What motivates a person to open up their hearts and wallets to donate to an organization or a cause? There are many reasons — ranging from the desire to do good, to wanting to be remembered or gain recognition, to seeking a tax credit or deduction. And of course, some give simply because they were asked.  

This is in contrast to the reasons that faith-based donors give. A faith-based donor sees giving as a matter of faith guided by God’s call to love and serve our neighbors. The Bible says, “Each man should give what he has decided in his heart to give, not reluctantly or under compulsion, for God loves a cheerful giver” (2 Corinthians 9:7). In some religions, members freely give one-tenth of their earning every year to the Church, a practice called tithing. 

Jesus teaches us about the Corporal Works of Mercy. Many faith-based organizations are centered on meeting basic needs of humanity such as feeding the hungry, sheltering the homeless, and visiting the sick. These charitable actions give us a model for how we should treat others. 

Understanding people’s motivation to give allows you to make it more clear how your organization can help them meet their own needs or obligations. Let donors know that their gift provides an opportunity to answer these calls from God in the Corporal Works of Mercy. By joining their gifts and resources with those of others, the donor can look beyond him or herself and provide help to those in need. 

According to the Giving USA 2018 Annual Report on Philanthropy published by The Giving Institute, religious groups received the largest share of charitable donations in 2017 (for a total of $127.37 billion, or roughly one-third of all donations made to organizations). Much of these contributions can be attributed to people giving to their local place of worship. 
Understanding why donors stop 
It is also important to understand why people stop giving — and there are many. At the Association of Fundraising Professionals (AFP) conference in March 2016, a survey presented by Steven Shattuck unveiled several explanations:

  • More than 50% of donors stopped giving because they could no longer afford to give.
  • Around one-third of donors felt that other organizations were more deserving.
  • Other reasons donors cited were poor communications, never receiving thank-you messages, never receiving information on how monies were used, and the impression that the charity did not need them.

The first of these reasons is unavoidable. However, the other reasons are the direct result of weak donor communications — a problem that can definitely be fixed.

Knowing the reason that a faith-based donor gives, you need to treat the ask differently. More broadly, you can use this insight to inform the tactics of your development plan. Some ideas include:

1.    Clearly ask donors to give. Christians give to show their love and thanksgiving to God for all that He has given them. They are commanded to give in the Bible. Jesus says, “Freely you have received, freely give” (Matt. 10:8)

2.    Communicate with a faith-based message. Emails and direct mail should resonate with a faith-based audience. The tone and images should be respectful. 

3.    Tie a religious connection to special events. For an annual appeal at a diocese, the cardinal or archbishop could have a special mass followed by a small reception where donors could have their photo taken with the cardinal. 

4.    Explain to recipients what their support is achieving. Send emails or materials that demonstrate that donors’ dollars are well spent in fulfilling the mission. Donors want to know that their gift will be used for the good of the organization.

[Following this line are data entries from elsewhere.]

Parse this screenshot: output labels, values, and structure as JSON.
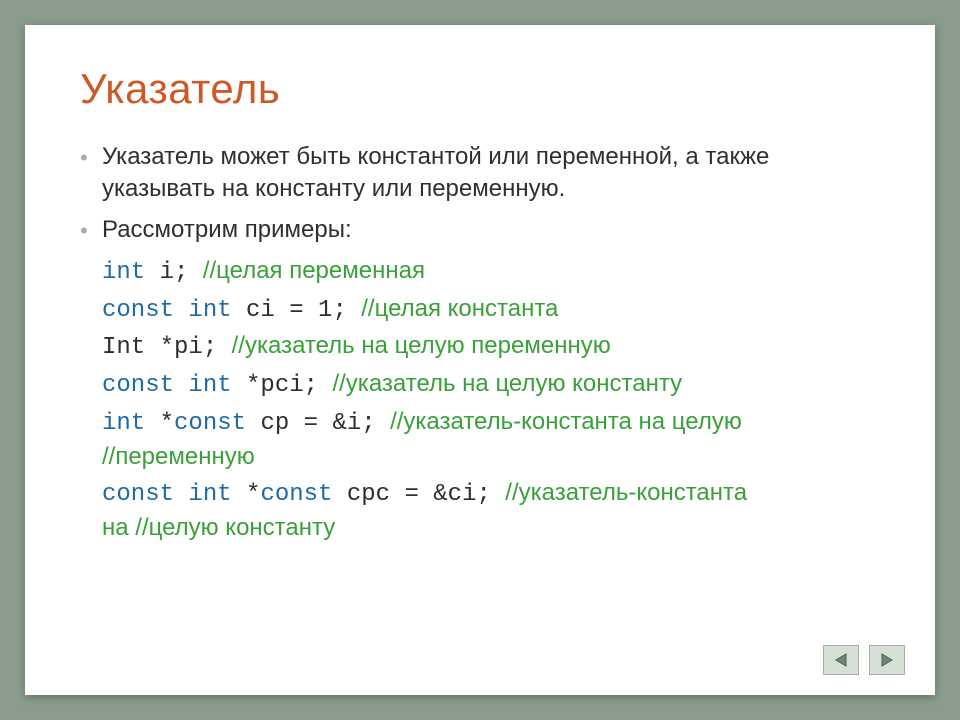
{
  "title": "Указатель",
  "bullets": {
    "b1": "Указатель может быть константой или переменной, а также указывать на константу или переменную.",
    "b2": "Рассмотрим примеры:"
  },
  "ex": {
    "l1": {
      "kw": "int ",
      "code": "i; ",
      "cm": "//целая переменная"
    },
    "l2": {
      "kw": "const int ",
      "code": "ci = 1; ",
      "cm": "//целая константа"
    },
    "l3": {
      "code1": "Int *pi; ",
      "cm": "//указатель на целую переменную"
    },
    "l4": {
      "kw": "const int ",
      "code": "*pci; ",
      "cm": "//указатель на целую константу"
    },
    "l5": {
      "kw1": "int ",
      "code1": "*",
      "kw2": "const ",
      "code2": "cp = &i; ",
      "cm1": "//указатель-константа на целую",
      "cm2": "//переменную"
    },
    "l6": {
      "kw1": "const int ",
      "code1": "*",
      "kw2": "const ",
      "code2": "cpc = &ci; ",
      "cm1": "//указатель-константа",
      "cm2": "на //целую константу"
    }
  },
  "nav": {
    "prev": "prev",
    "next": "next"
  }
}
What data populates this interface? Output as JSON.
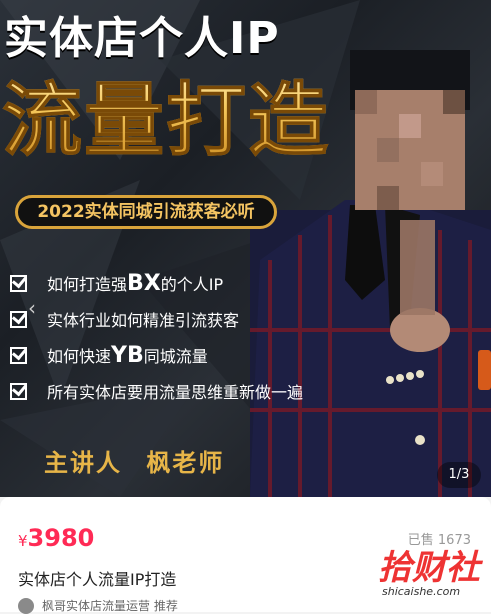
{
  "banner": {
    "title_line1": "实体店个人IP",
    "title_line2": "流量打造",
    "pill": "2022实体同城引流获客必听",
    "items": [
      {
        "pre": "如何打造强",
        "big": "BX",
        "post": "的个人IP"
      },
      {
        "pre": "实体行业如何精准引流获客",
        "big": "",
        "post": ""
      },
      {
        "pre": "如何快速",
        "big": "YB",
        "post": "同城流量"
      },
      {
        "pre": "所有实体店要用流量思维重新做一遍",
        "big": "",
        "post": ""
      }
    ],
    "lecturer": "主讲人 枫老师",
    "page_indicator": "1/3",
    "prev_icon": "chevron-left-icon"
  },
  "product": {
    "currency": "¥",
    "price": "3980",
    "sold": "已售 1673",
    "title": "实体店个人流量IP打造",
    "shop": "枫哥实体店流量运营 推荐"
  },
  "watermark": {
    "text": "拾财社",
    "url": "shicaishe.com"
  },
  "colors": {
    "gold": "#e7b548",
    "price": "#ff2a55"
  }
}
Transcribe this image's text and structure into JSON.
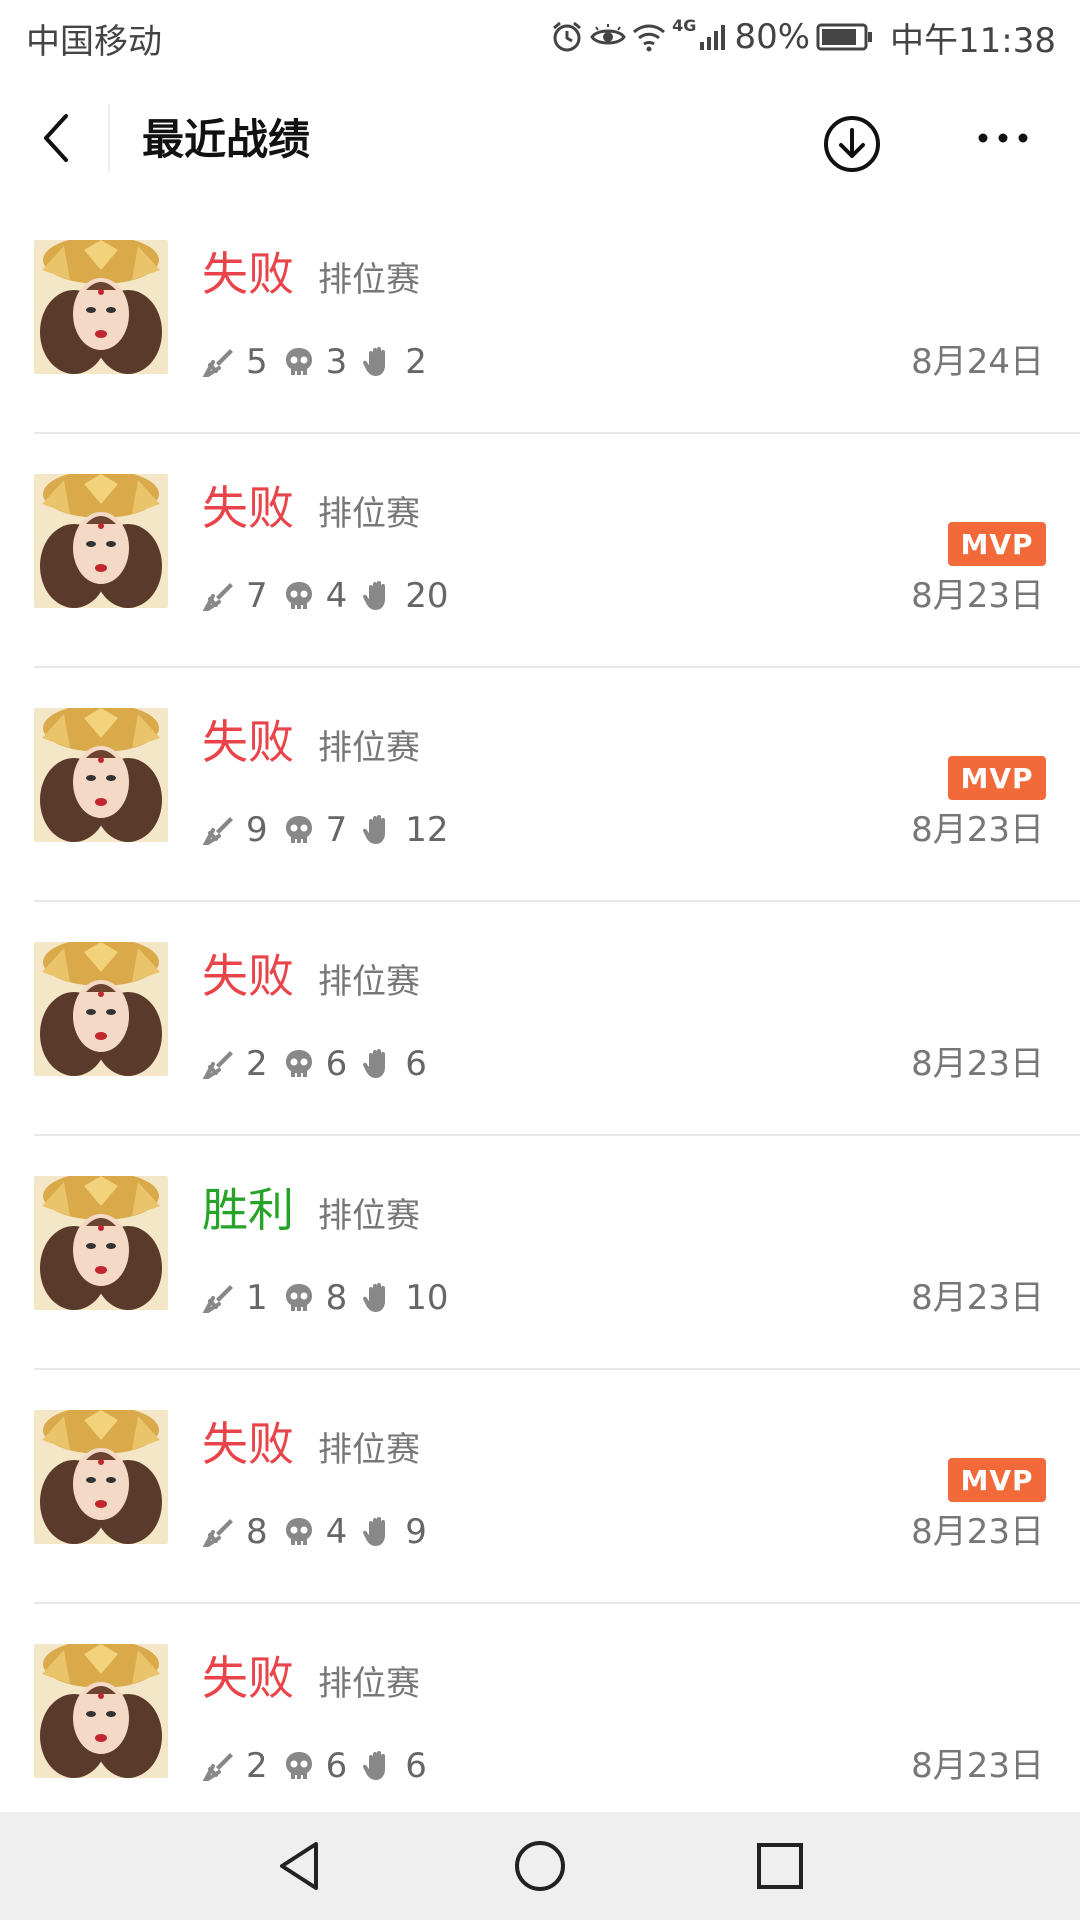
{
  "status_bar": {
    "carrier": "中国移动",
    "network_badge": "4G",
    "battery": "80%",
    "time": "中午11:38",
    "icons": [
      "alarm-icon",
      "eye-icon",
      "wifi-icon",
      "signal-icon",
      "battery-icon"
    ]
  },
  "header": {
    "title": "最近战绩",
    "icons": [
      "back-arrow-icon",
      "download-icon",
      "more-icon"
    ]
  },
  "matches": [
    {
      "result": "失败",
      "result_type": "loss",
      "mode": "排位赛",
      "kills": "5",
      "deaths": "3",
      "assists": "2",
      "mvp": false,
      "date": "8月24日"
    },
    {
      "result": "失败",
      "result_type": "loss",
      "mode": "排位赛",
      "kills": "7",
      "deaths": "4",
      "assists": "20",
      "mvp": true,
      "date": "8月23日"
    },
    {
      "result": "失败",
      "result_type": "loss",
      "mode": "排位赛",
      "kills": "9",
      "deaths": "7",
      "assists": "12",
      "mvp": true,
      "date": "8月23日"
    },
    {
      "result": "失败",
      "result_type": "loss",
      "mode": "排位赛",
      "kills": "2",
      "deaths": "6",
      "assists": "6",
      "mvp": false,
      "date": "8月23日"
    },
    {
      "result": "胜利",
      "result_type": "win",
      "mode": "排位赛",
      "kills": "1",
      "deaths": "8",
      "assists": "10",
      "mvp": false,
      "date": "8月23日"
    },
    {
      "result": "失败",
      "result_type": "loss",
      "mode": "排位赛",
      "kills": "8",
      "deaths": "4",
      "assists": "9",
      "mvp": true,
      "date": "8月23日"
    },
    {
      "result": "失败",
      "result_type": "loss",
      "mode": "排位赛",
      "kills": "2",
      "deaths": "6",
      "assists": "6",
      "mvp": false,
      "date": "8月23日"
    }
  ],
  "mvp_label": "MVP",
  "colors": {
    "loss": "#e8444a",
    "win": "#27a32a",
    "mvp": "#f26a3a"
  },
  "nav_bar": {
    "icons": [
      "nav-back-icon",
      "nav-home-icon",
      "nav-recents-icon"
    ]
  }
}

5.    Offer prayer requests. Give donors the option to send in special prayer intentions. 

6.    Inscribe a dedication. Some donors who desire a permanent legacy may want an opportunity for a lasting recognition of their support, either for themselves or to honor or recognize someone special in their lives. Some options are brick dedications, recognition walls or special altars.

7.    Ask donors for their prayers. Your donor believes in the power of prayer and would be willing to pray for your cause. If they are praying for your organization, they are more likely to give.

The New Testament talks about the importance and benefits of giving. We are to give as we are able. Sometimes that means giving more than 10 percent, and in other cases, giving less. It all depends on the ability of the Christian and the needs of the church. The Bible states that every Christian should diligently pray and seek God’s wisdom in the matter of participating in tithing and/or how much to give (James 1:5). Above all, tithes and offerings should be given with pure motives and an attitude of worship to God and service to the body of Christ. 

Again, knowing why people give is essential to your fundraising efforts, because it makes it easier to know how and when to approach the donor.